BRIEF
Every line containing "Liczba" should be identified and copied from the data below.

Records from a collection
•••••

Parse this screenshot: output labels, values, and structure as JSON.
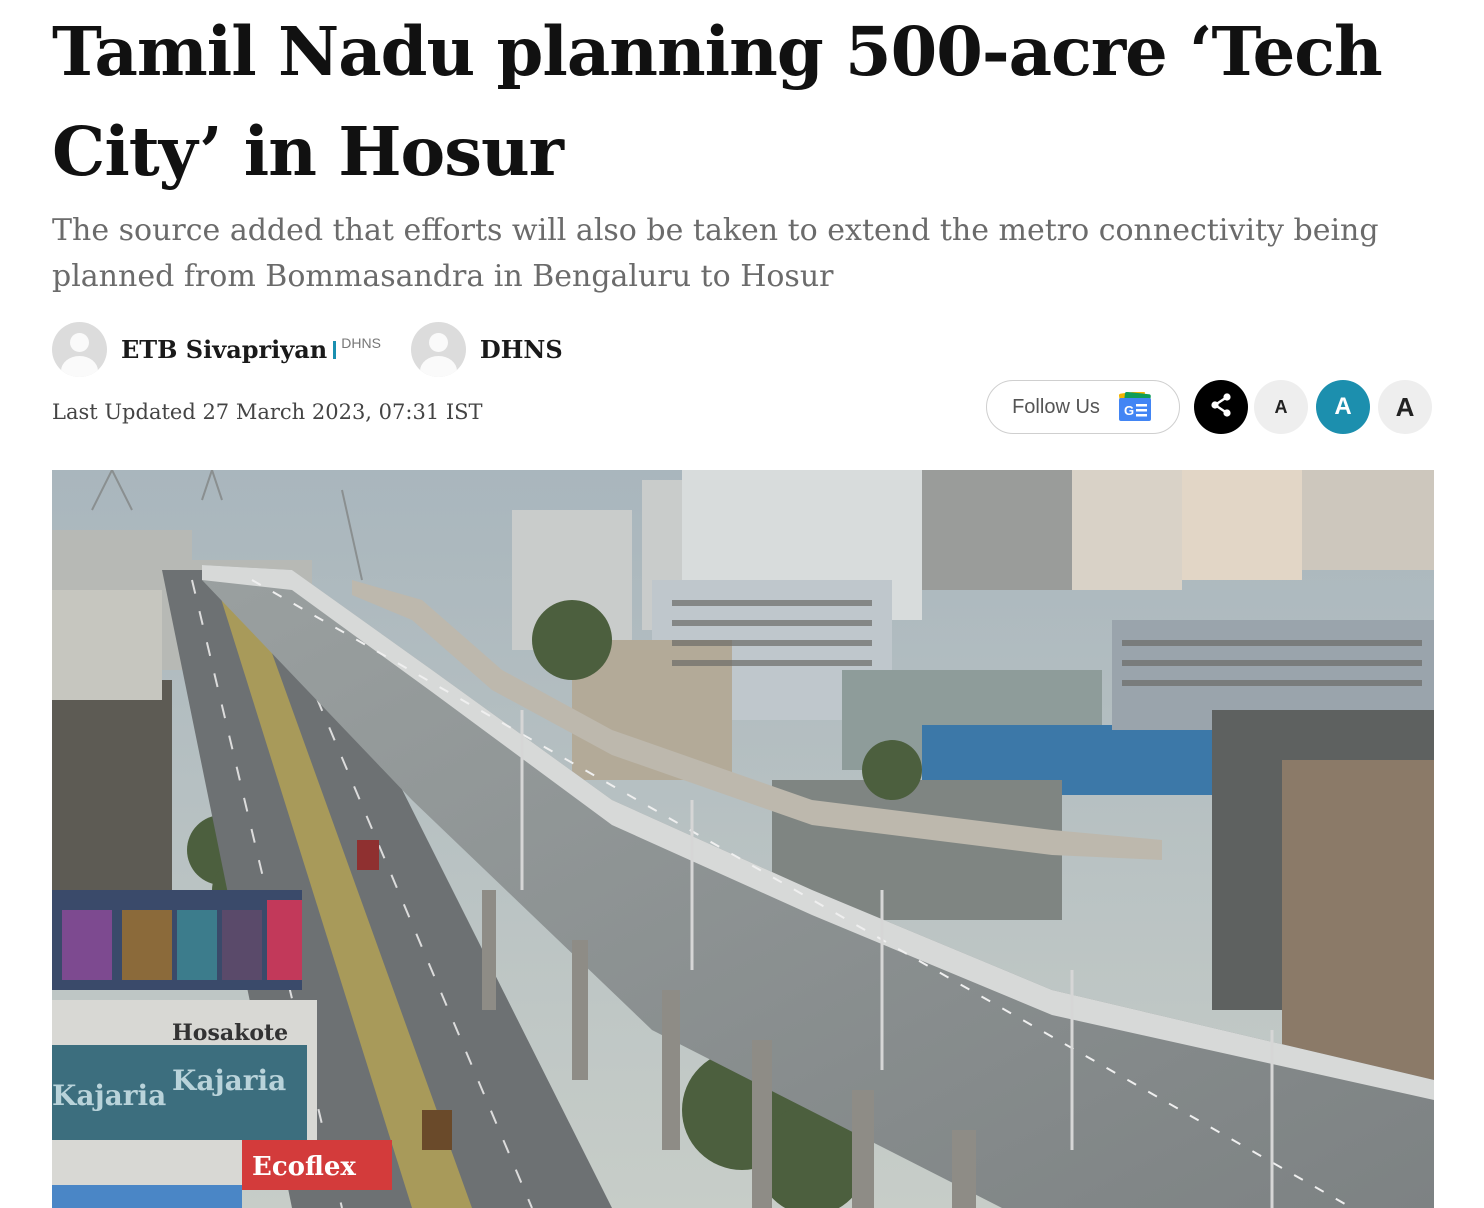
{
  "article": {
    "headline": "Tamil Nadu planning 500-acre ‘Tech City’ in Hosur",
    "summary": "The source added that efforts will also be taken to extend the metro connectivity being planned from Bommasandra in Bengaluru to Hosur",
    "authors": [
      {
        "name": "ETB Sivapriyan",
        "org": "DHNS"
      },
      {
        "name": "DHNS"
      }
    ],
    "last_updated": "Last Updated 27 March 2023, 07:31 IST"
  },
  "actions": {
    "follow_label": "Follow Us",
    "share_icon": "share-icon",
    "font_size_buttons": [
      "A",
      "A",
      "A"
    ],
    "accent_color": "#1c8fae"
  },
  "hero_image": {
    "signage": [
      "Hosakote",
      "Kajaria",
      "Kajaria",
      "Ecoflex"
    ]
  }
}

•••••

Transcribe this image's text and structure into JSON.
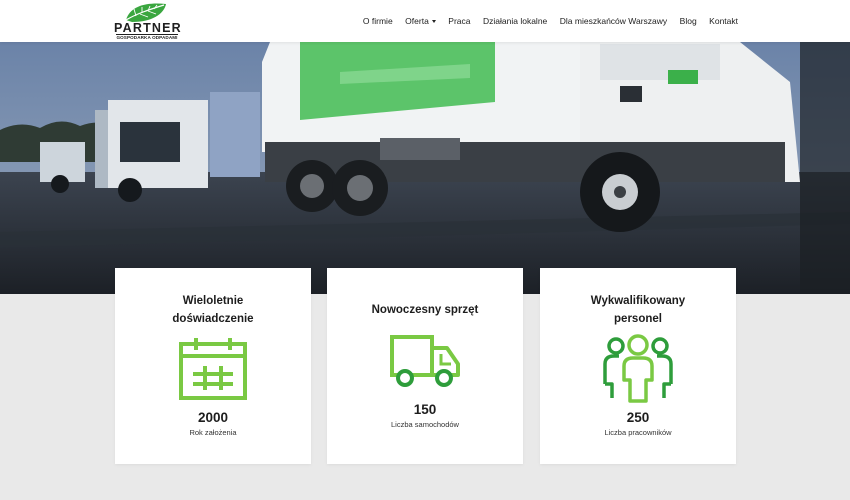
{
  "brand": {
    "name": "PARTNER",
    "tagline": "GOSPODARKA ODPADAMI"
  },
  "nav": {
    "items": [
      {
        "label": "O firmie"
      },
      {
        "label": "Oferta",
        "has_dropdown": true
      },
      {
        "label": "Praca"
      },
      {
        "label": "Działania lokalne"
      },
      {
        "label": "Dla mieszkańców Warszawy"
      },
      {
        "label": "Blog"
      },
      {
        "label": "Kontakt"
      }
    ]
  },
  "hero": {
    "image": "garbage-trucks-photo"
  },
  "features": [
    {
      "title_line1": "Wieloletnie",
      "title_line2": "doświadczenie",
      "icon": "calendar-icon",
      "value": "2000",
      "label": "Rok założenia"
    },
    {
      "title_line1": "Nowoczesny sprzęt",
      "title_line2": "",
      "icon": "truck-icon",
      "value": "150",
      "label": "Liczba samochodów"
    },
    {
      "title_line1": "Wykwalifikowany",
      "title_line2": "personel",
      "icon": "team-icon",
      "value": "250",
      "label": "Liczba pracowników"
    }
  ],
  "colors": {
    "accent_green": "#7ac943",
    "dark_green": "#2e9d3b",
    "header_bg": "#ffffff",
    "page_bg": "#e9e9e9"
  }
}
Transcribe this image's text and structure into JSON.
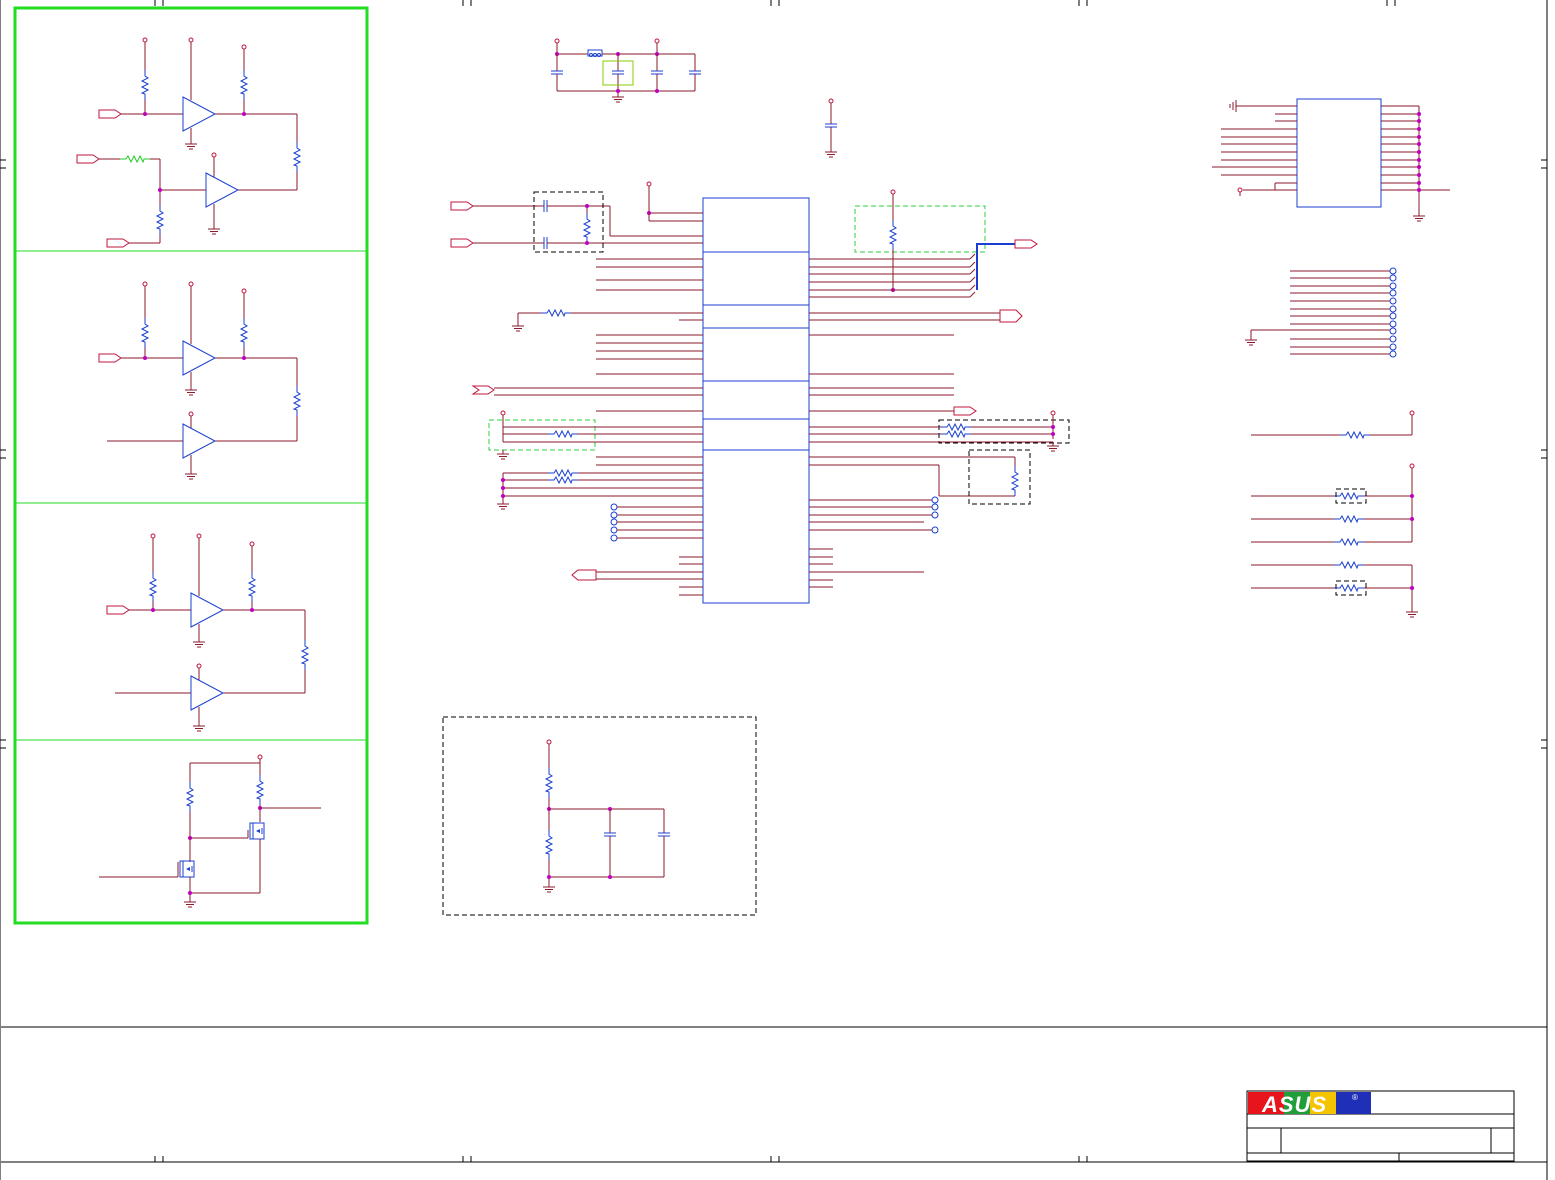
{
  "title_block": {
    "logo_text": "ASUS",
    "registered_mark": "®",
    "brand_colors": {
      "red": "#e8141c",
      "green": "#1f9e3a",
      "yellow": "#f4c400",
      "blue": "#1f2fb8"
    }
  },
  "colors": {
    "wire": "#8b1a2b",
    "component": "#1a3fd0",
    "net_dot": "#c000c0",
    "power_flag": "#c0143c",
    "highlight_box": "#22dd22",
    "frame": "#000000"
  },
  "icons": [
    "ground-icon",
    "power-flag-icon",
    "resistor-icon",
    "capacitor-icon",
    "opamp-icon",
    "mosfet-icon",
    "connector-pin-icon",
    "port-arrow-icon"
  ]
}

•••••

RESPONSE TO THIS TASK
      "label": "Liczba samochodów"
      "label": "Liczba pracowników"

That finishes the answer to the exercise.